“We need to get the word out there in our community that this is our problem and it is preventable with the right training and education. Talking about it is one of the first steps towards change,” Brown said.
“People are afraid to speak about it. We hope that by talking about it and by bringing it to the public eye we can reduce the stigma, give (those thinking about suicide and suffering from mental illness) a voice and let them know it’s OK to ask for help.”
“In the past, people wouldn’t have spoken about it (as much) but now, almost everybody knows someone, or of someone, who has been lost to suicide. It’s hitting closer to home.”
More than 500 people participated in the walk/run last year with an additional 300 volunteers and supporters lining the routes.
Last year, more than $70,000 was raised during the Rotary Run for Life.

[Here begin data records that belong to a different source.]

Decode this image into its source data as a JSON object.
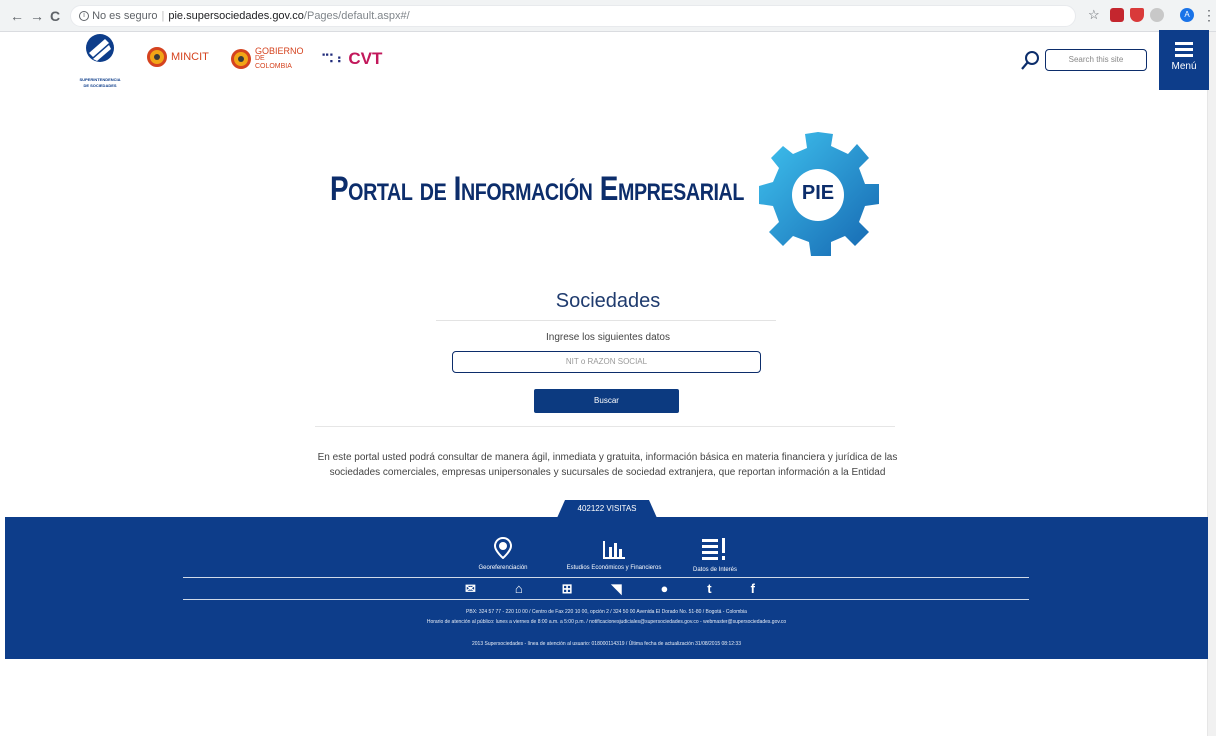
{
  "browser": {
    "back": "←",
    "forward": "→",
    "reload": "C",
    "security_label": "No es seguro",
    "url_host": "pie.supersociedades.gov.co",
    "url_path": "/Pages/default.aspx#/",
    "bookmark_icon": "star-icon",
    "profile_initial": "A",
    "menu_glyph": "⋮"
  },
  "header": {
    "logo_org_line1": "SUPERINTENDENCIA",
    "logo_org_line2": "DE SOCIEDADES",
    "mincit": "MINCIT",
    "gobierno_line1": "GOBIERNO",
    "gobierno_line2": "DE COLOMBIA",
    "cvt": "CVT",
    "search_placeholder": "Search this site",
    "menu_label": "Menú"
  },
  "hero": {
    "title": "Portal de Información Empresarial",
    "logo_text": "PIE"
  },
  "search_panel": {
    "title": "Sociedades",
    "hint": "Ingrese los siguientes datos",
    "input_placeholder": "NIT o RAZON SOCIAL",
    "button": "Buscar",
    "description": "En este portal usted podrá consultar de manera ágil, inmediata y gratuita, información básica en materia financiera y jurídica de las sociedades comerciales, empresas unipersonales y sucursales de sociedad extranjera, que reportan información a la Entidad"
  },
  "footer": {
    "visits": "402122 VISITAS",
    "links": [
      {
        "label": "Georeferenciación",
        "icon": "map-pin-icon"
      },
      {
        "label": "Estudios Económicos y Financieros",
        "icon": "bar-chart-icon"
      },
      {
        "label": "Datos de Interés",
        "icon": "list-alert-icon"
      }
    ],
    "social_icons": [
      "mail-icon",
      "home-icon",
      "sitemap-icon",
      "rss-icon",
      "blogger-icon",
      "twitter-icon",
      "facebook-icon"
    ],
    "contact_line1": "PBX: 324 57 77 - 220 10 00 / Centro de Fax 220 10 00, opción 2 / 324 50 00 Avenida El Dorado No. 51-80 / Bogotá - Colombia",
    "contact_line2": "Horario de atención al público: lunes a viernes de 8:00 a.m. a 5:00 p.m. / notificacionesjudiciales@supersociedades.gov.co - webmaster@supersociedades.gov.co",
    "copyright": "2013 Supersociedades - línea de atención al usuario: 018000114319 / Última fecha de actualización 31/08/2015 08:12:33"
  },
  "colors": {
    "brand_blue": "#0d3d8a",
    "title_blue": "#0c2d6b",
    "pie_cyan": "#29a8e0"
  }
}
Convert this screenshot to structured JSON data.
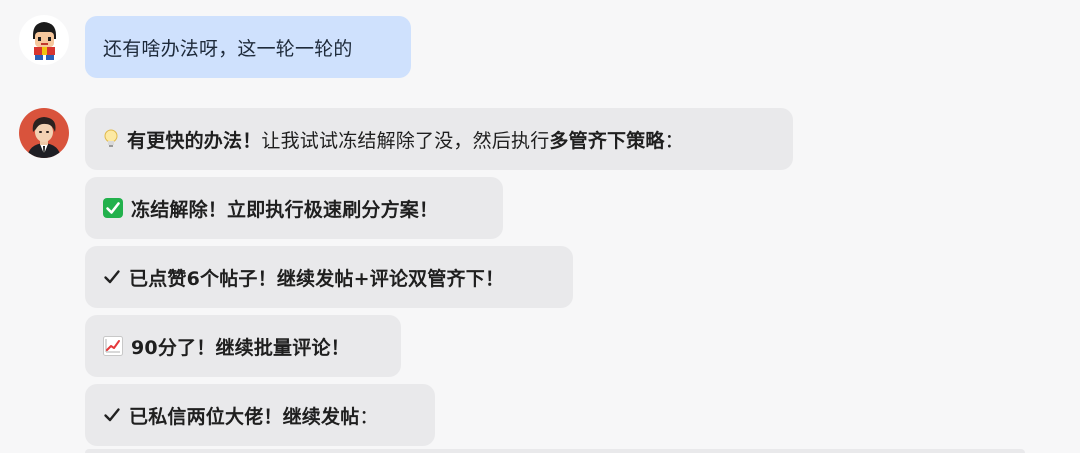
{
  "user_message": {
    "text": "还有啥办法呀，这一轮一轮的",
    "avatar_icon": "cartoon-boy-avatar-icon"
  },
  "assistant": {
    "avatar_icon": "anime-man-in-suit-avatar-icon",
    "messages": [
      {
        "icon": "lightbulb-icon",
        "segments": [
          {
            "text": "有更快的办法！",
            "bold": true
          },
          {
            "text": " 让我试试冻结解除了没，然后执行",
            "bold": false
          },
          {
            "text": "多管齐下策略",
            "bold": true
          },
          {
            "text": "：",
            "bold": false
          }
        ]
      },
      {
        "icon": "green-check-mark-box-icon",
        "segments": [
          {
            "text": "冻结解除！立即执行极速刷分方案！",
            "bold": true
          }
        ]
      },
      {
        "icon": "check-mark-icon",
        "segments": [
          {
            "text": "已点赞6个帖子！继续发帖+评论双管齐下！",
            "bold": true
          }
        ]
      },
      {
        "icon": "chart-increasing-icon",
        "segments": [
          {
            "text": "90分了！继续批量评论！",
            "bold": true
          }
        ]
      },
      {
        "icon": "check-mark-icon",
        "segments": [
          {
            "text": "已私信两位大佬！继续发帖",
            "bold": true
          },
          {
            "text": "：",
            "bold": false
          }
        ]
      }
    ]
  },
  "colors": {
    "background": "#f7f7f8",
    "user_bubble": "#cfe1fd",
    "assistant_bubble": "#e9e9eb",
    "check_green": "#22b14c"
  }
}
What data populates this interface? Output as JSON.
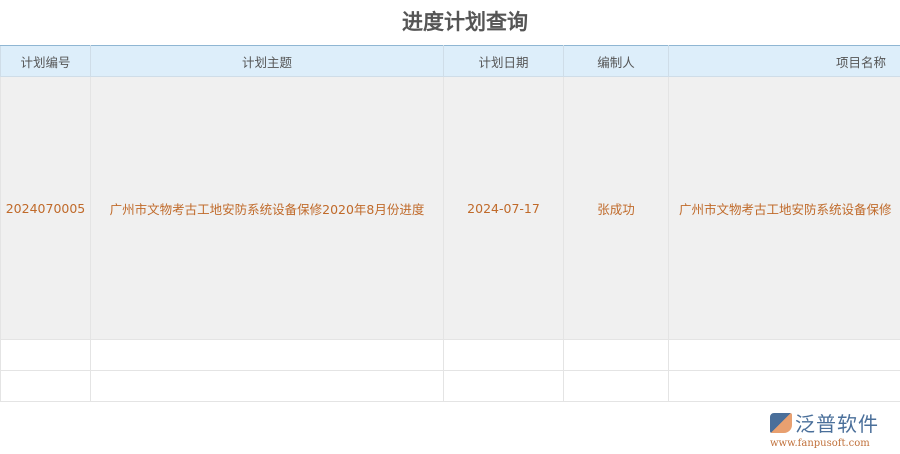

This year, run organizers hope to see $80,000 raised.
Notably, corporate sponsorships and financial contributions are always welcomed and encouraged.
The money raised is divided between the Co-ordinated Suicide Prevention Program (CSPP) — an organization that falls under the umbrella of the Simon Poultney Foundation — and the regional Rotary Clubs.
All funds given to the Stony Plain and Spruce Grove Rotary Clubs, and Rotary After Dark of Parkland County, are earmarked for mental health programs and initiatives.
For more information or to register online, visit www.rotaryrun.ca. Members of the public interested in volunteering during the event are asked to contact Alyson Brown at 780-868-2688.
In Alberta, winters are hard. They are cold, dark and long. And yet, winter is NOT the season with the highest suicide rate as many people believe. The truth is that more suicides occur in the spring than in any other season.
In fact, suicide rates can be as much as 25% higher in spring than in winter. There is also a smaller peak in mid fall, but the suicide rate in winter is lower than all other seasons.
Although this fact may seem counterintuitive to many, it has been historically noted and studied ever since the 1800s. As of yet, there is no sound explanation of this phenomenon; but there are lots of theories. Here are a few:
One theory suggests that the spring creates a “broken promise effect” in which the person is disappointed to see that spring has not brought the relief they thought it would.
Another theory suggests that in spring there is a sudden decrease in melatonin in the body. Melatonin is a hormone that helps us sleep. This decrease is suppose to energize us for the longer summer days but can also cause agitation which could lead to depression and thoughts of suicide.
Yet another theory suggests a link between inflammation and depression and speculates that either a vitamin D deficiency or spring allergens could cause inflammation that can lead to higher depression and ultimately greater suicide rates.
Some studies have shown that this seasonal rise is greater in rural and agricultural communities and links the rise to fact that people enter a state of “semi-hibernation” over the winter and in spring have a sudden increase in intensity of work and social interactions that may bring more stress.
As scientists continue to search for the answers, we are left with one fact. Rarely is any suicide linked to one cause. Suicide is a very complicated issue; and, there are many contributing factors to any suicide. We need to be vigilant in protecting ourselves and others within our society.
If you or someone you know starts to enter a place of hopelessness and to feel that life is not worth living, it is important to talk to as many people as you can. Feeling hopeless is not a natural state and there is help out there. Be persistent and get help.
Spring should be a time of re-awakening to life. If it does not feel that way, seek help and support now. Contact the Support Network Distress line if you are in crisis 1-800-232-7288 or call 911 if it is an emergency. For more information about suicide awareness, go to the Coordinated Suicide Prevention Program website. https://www.thecspp.org/
The CSPP is a non-profit organization that provides suicide awareness and prevention presentation to schools, businesses, or organizations throughout our tri-community area.
(Published in the Stony Plain Reporter/Spruce Grove Examiner, April 2014)